● **PROBLEM STATEMENT**:
Leave out the pictures. Return every record otherwise untouched.

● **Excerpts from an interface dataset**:

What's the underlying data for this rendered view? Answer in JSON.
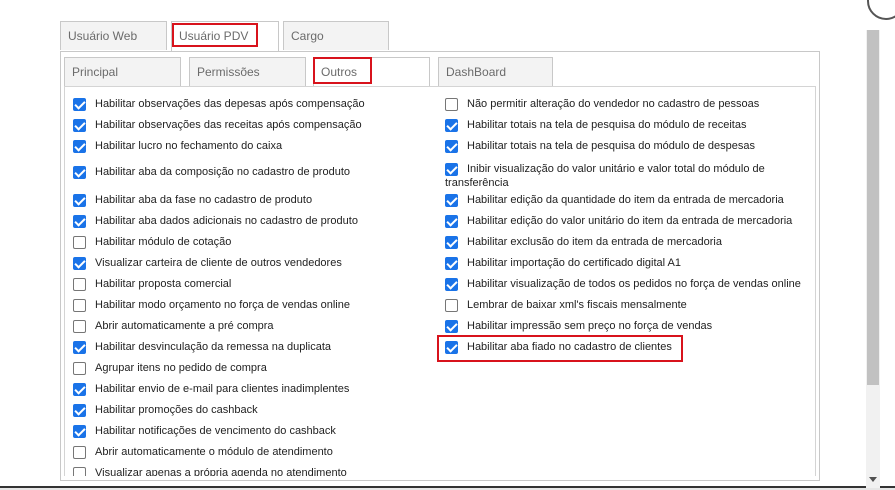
{
  "outer_tabs": [
    {
      "label": "Usuário Web",
      "active": false
    },
    {
      "label": "Usuário PDV",
      "active": true
    },
    {
      "label": "Cargo",
      "active": false
    }
  ],
  "inner_tabs": [
    {
      "label": "Principal",
      "active": false
    },
    {
      "label": "Permissões",
      "active": false
    },
    {
      "label": "Outros",
      "active": true
    },
    {
      "label": "DashBoard",
      "active": false
    }
  ],
  "left_options": [
    {
      "label": "Habilitar observações das depesas após compensação",
      "checked": true
    },
    {
      "label": "Habilitar observações das receitas após compensação",
      "checked": true
    },
    {
      "label": "Habilitar lucro no fechamento do caixa",
      "checked": true
    },
    {
      "label": "Habilitar aba da composição no cadastro de produto",
      "checked": true
    },
    {
      "label": "Habilitar aba da fase no cadastro de produto",
      "checked": true
    },
    {
      "label": "Habilitar aba dados adicionais no cadastro de produto",
      "checked": true
    },
    {
      "label": "Habilitar módulo de cotação",
      "checked": false
    },
    {
      "label": "Visualizar carteira de cliente de outros vendedores",
      "checked": true
    },
    {
      "label": "Habilitar proposta comercial",
      "checked": false
    },
    {
      "label": "Habilitar modo orçamento no força de vendas online",
      "checked": false
    },
    {
      "label": "Abrir automaticamente a pré compra",
      "checked": false
    },
    {
      "label": "Habilitar desvinculação da remessa na duplicata",
      "checked": true
    },
    {
      "label": "Agrupar itens no pedido de compra",
      "checked": false
    },
    {
      "label": "Habilitar envio de e-mail para clientes inadimplentes",
      "checked": true
    },
    {
      "label": "Habilitar promoções do cashback",
      "checked": true
    },
    {
      "label": "Habilitar notificações de vencimento do cashback",
      "checked": true
    },
    {
      "label": "Abrir automaticamente o módulo de atendimento",
      "checked": false
    },
    {
      "label": "Visualizar apenas a própria agenda no atendimento",
      "checked": false
    }
  ],
  "right_options": [
    {
      "label": "Não permitir alteração do vendedor no cadastro de pessoas",
      "checked": false
    },
    {
      "label": "Habilitar totais na tela de pesquisa do módulo de receitas",
      "checked": true
    },
    {
      "label": "Habilitar totais na tela de pesquisa do módulo de despesas",
      "checked": true
    },
    {
      "label": "Inibir visualização do valor unitário e valor total do módulo de transferência",
      "checked": true
    },
    {
      "label": "Habilitar edição da quantidade do item da entrada de mercadoria",
      "checked": true
    },
    {
      "label": "Habilitar edição do valor unitário do item da entrada de mercadoria",
      "checked": true
    },
    {
      "label": "Habilitar exclusão do item da entrada de mercadoria",
      "checked": true
    },
    {
      "label": "Habilitar importação do certificado digital A1",
      "checked": true
    },
    {
      "label": "Habilitar visualização de todos os pedidos no força de vendas online",
      "checked": true
    },
    {
      "label": "Lembrar de baixar xml's fiscais mensalmente",
      "checked": false
    },
    {
      "label": "Habilitar impressão sem preço no força de vendas",
      "checked": true
    },
    {
      "label": "Habilitar aba fiado no cadastro de clientes",
      "checked": true
    }
  ],
  "colors": {
    "checkbox_checked": "#1a73e8",
    "highlight": "#d8131c"
  }
}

● **RESPONSE AREA**:
What's the underlying data for this rendered view? Answer in JSON.
{
  "outer_tabs": [
    {
      "label": "Usuário Web",
      "active": false
    },
    {
      "label": "Usuário PDV",
      "active": true
    },
    {
      "label": "Cargo",
      "active": false
    }
  ],
  "inner_tabs": [
    {
      "label": "Principal",
      "active": false
    },
    {
      "label": "Permissões",
      "active": false
    },
    {
      "label": "Outros",
      "active": true
    },
    {
      "label": "DashBoard",
      "active": false
    }
  ],
  "left_options": [
    {
      "label": "Habilitar observações das depesas após compensação",
      "checked": true
    },
    {
      "label": "Habilitar observações das receitas após compensação",
      "checked": true
    },
    {
      "label": "Habilitar lucro no fechamento do caixa",
      "checked": true
    },
    {
      "label": "Habilitar aba da composição no cadastro de produto",
      "checked": true
    },
    {
      "label": "Habilitar aba da fase no cadastro de produto",
      "checked": true
    },
    {
      "label": "Habilitar aba dados adicionais no cadastro de produto",
      "checked": true
    },
    {
      "label": "Habilitar módulo de cotação",
      "checked": false
    },
    {
      "label": "Visualizar carteira de cliente de outros vendedores",
      "checked": true
    },
    {
      "label": "Habilitar proposta comercial",
      "checked": false
    },
    {
      "label": "Habilitar modo orçamento no força de vendas online",
      "checked": false
    },
    {
      "label": "Abrir automaticamente a pré compra",
      "checked": false
    },
    {
      "label": "Habilitar desvinculação da remessa na duplicata",
      "checked": true
    },
    {
      "label": "Agrupar itens no pedido de compra",
      "checked": false
    },
    {
      "label": "Habilitar envio de e-mail para clientes inadimplentes",
      "checked": true
    },
    {
      "label": "Habilitar promoções do cashback",
      "checked": true
    },
    {
      "label": "Habilitar notificações de vencimento do cashback",
      "checked": true
    },
    {
      "label": "Abrir automaticamente o módulo de atendimento",
      "checked": false
    },
    {
      "label": "Visualizar apenas a própria agenda no atendimento",
      "checked": false
    }
  ],
  "right_options": [
    {
      "label": "Não permitir alteração do vendedor no cadastro de pessoas",
      "checked": false
    },
    {
      "label": "Habilitar totais na tela de pesquisa do módulo de receitas",
      "checked": true
    },
    {
      "label": "Habilitar totais na tela de pesquisa do módulo de despesas",
      "checked": true
    },
    {
      "label": "Inibir visualização do valor unitário e valor total do módulo de transferência",
      "checked": true
    },
    {
      "label": "Habilitar edição da quantidade do item da entrada de mercadoria",
      "checked": true
    },
    {
      "label": "Habilitar edição do valor unitário do item da entrada de mercadoria",
      "checked": true
    },
    {
      "label": "Habilitar exclusão do item da entrada de mercadoria",
      "checked": true
    },
    {
      "label": "Habilitar importação do certificado digital A1",
      "checked": true
    },
    {
      "label": "Habilitar visualização de todos os pedidos no força de vendas online",
      "checked": true
    },
    {
      "label": "Lembrar de baixar xml's fiscais mensalmente",
      "checked": false
    },
    {
      "label": "Habilitar impressão sem preço no força de vendas",
      "checked": true
    },
    {
      "label": "Habilitar aba fiado no cadastro de clientes",
      "checked": true
    }
  ],
  "colors": {
    "checkbox_checked": "#1a73e8",
    "highlight": "#d8131c"
  }
}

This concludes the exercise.